KELLY: A whole new - OK, tell me more about her vision.

SELYUKH: Her vision is - if summarized in one word, it would be advertising. She brought that expertise from Facebook. Now Instacart is making about a third of its money selling software to retailers and promoting brands on the app. All of this is kind of a reflection of the fact that the online grocery market has really slowed down since the pandemic. During the peak of the pandemic, Instacart was worth almost $40 billion. Now it's about a quarter of that. But, partially thanks to the advertising push, it's actually profitable now.

KELLY: It is also staffed by a lot of gig workers, right, Alina?
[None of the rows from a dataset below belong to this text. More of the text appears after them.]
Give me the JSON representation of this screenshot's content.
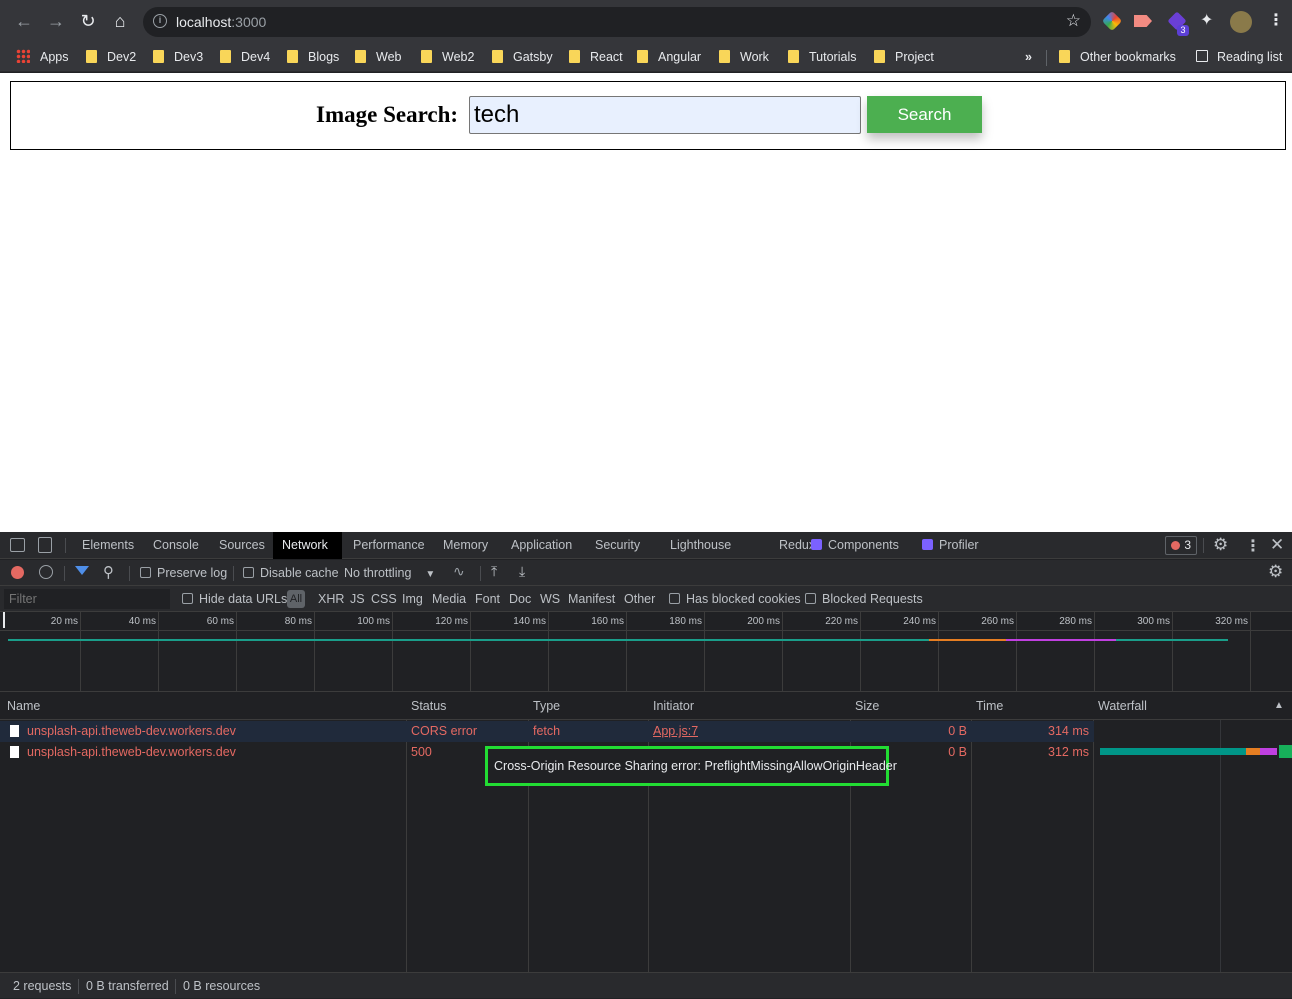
{
  "browser": {
    "url_host": "localhost",
    "url_port": ":3000",
    "bookmarks": [
      "Apps",
      "Dev2",
      "Dev3",
      "Dev4",
      "Blogs",
      "Web",
      "Web2",
      "Gatsby",
      "React",
      "Angular",
      "Work",
      "Tutorials",
      "Project"
    ],
    "overflow_label": "»",
    "other_bookmarks": "Other bookmarks",
    "reading_list": "Reading list",
    "extension_badge": "3"
  },
  "page": {
    "search_label": "Image Search:",
    "search_value": "tech",
    "search_button": "Search"
  },
  "devtools": {
    "tabs": [
      "Elements",
      "Console",
      "Sources",
      "Network",
      "Performance",
      "Memory",
      "Application",
      "Security",
      "Lighthouse",
      "Redux",
      "Components",
      "Profiler"
    ],
    "active_tab": "Network",
    "error_count": "3",
    "toolbar": {
      "preserve_log": "Preserve log",
      "disable_cache": "Disable cache",
      "throttling": "No throttling"
    },
    "filterbar": {
      "filter_placeholder": "Filter",
      "hide_data_urls": "Hide data URLs",
      "all": "All",
      "types": [
        "XHR",
        "JS",
        "CSS",
        "Img",
        "Media",
        "Font",
        "Doc",
        "WS",
        "Manifest",
        "Other"
      ],
      "has_blocked_cookies": "Has blocked cookies",
      "blocked_requests": "Blocked Requests"
    },
    "timeline_ticks": [
      "20 ms",
      "40 ms",
      "60 ms",
      "80 ms",
      "100 ms",
      "120 ms",
      "140 ms",
      "160 ms",
      "180 ms",
      "200 ms",
      "220 ms",
      "240 ms",
      "260 ms",
      "280 ms",
      "300 ms",
      "320 ms"
    ],
    "columns": [
      "Name",
      "Status",
      "Type",
      "Initiator",
      "Size",
      "Time",
      "Waterfall"
    ],
    "rows": [
      {
        "name": "unsplash-api.theweb-dev.workers.dev",
        "status": "CORS error",
        "type": "fetch",
        "initiator": "App.js:7",
        "size": "0 B",
        "time": "314 ms"
      },
      {
        "name": "unsplash-api.theweb-dev.workers.dev",
        "status": "500",
        "type": "",
        "initiator": "",
        "size": "0 B",
        "time": "312 ms"
      }
    ],
    "tooltip": "Cross-Origin Resource Sharing error: PreflightMissingAllowOriginHeader",
    "status": {
      "requests": "2 requests",
      "transferred": "0 B transferred",
      "resources": "0 B resources"
    },
    "colors": {
      "error": "#e46962",
      "waterfall_wait": "#009688",
      "waterfall_receive": "#e67e22",
      "waterfall_extra": "#c040e0"
    }
  }
}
How are they responding to this news?

SELYUKH: Yeah. I've been watching for their comments, and I've seen a mix from happy to bitter. I mean, we are talking about hundreds of thousands of people here. They shop and deliver groceries to strangers. They are independent contractors. I talked to dozens of them over the years, and many have a love-hate relationship with Instacart. They love the flexible hours and hate the constant changes to pay. But last night, I actually messaged with a couple of workers who bought into the IPO. They are buying Instacart shares, buying into the company.

KELLY: That's so interesting. I guess if you are used to constant changes to your pay, you might be able to ride out the ups and downs of the stock market...

SELYUKH: Perhaps.

KELLY: ...Better than some of the rest of us. How did the IPO go?

SELYUKH: Well, maybe some people did make some money. The stock went public at $30 a share. The price instantly jumped to $42. It ended the day at almost $34. So a bit of a roller coaster ride, but still 12% higher than the day began.

KELLY: All right. NPR's Alina Selyukh, thank you.

SELYUKH: Thank you.

(SOUNDBITE OF MUSIC) Transcript provided by NPR, Copyright NPR.

NPR transcripts are created on a rush deadline by an NPR contractor. This text may not be in its final form and may be updated or revised in the future. Accuracy and availability may vary. The authoritative record of NPR’s programming is the audio record.

Alina Selyukh is a business correspondent at NPR, where she follows the path of the retail and tech industries, tracking how America's biggest companies are influencing the way we spend our time, money, and energy.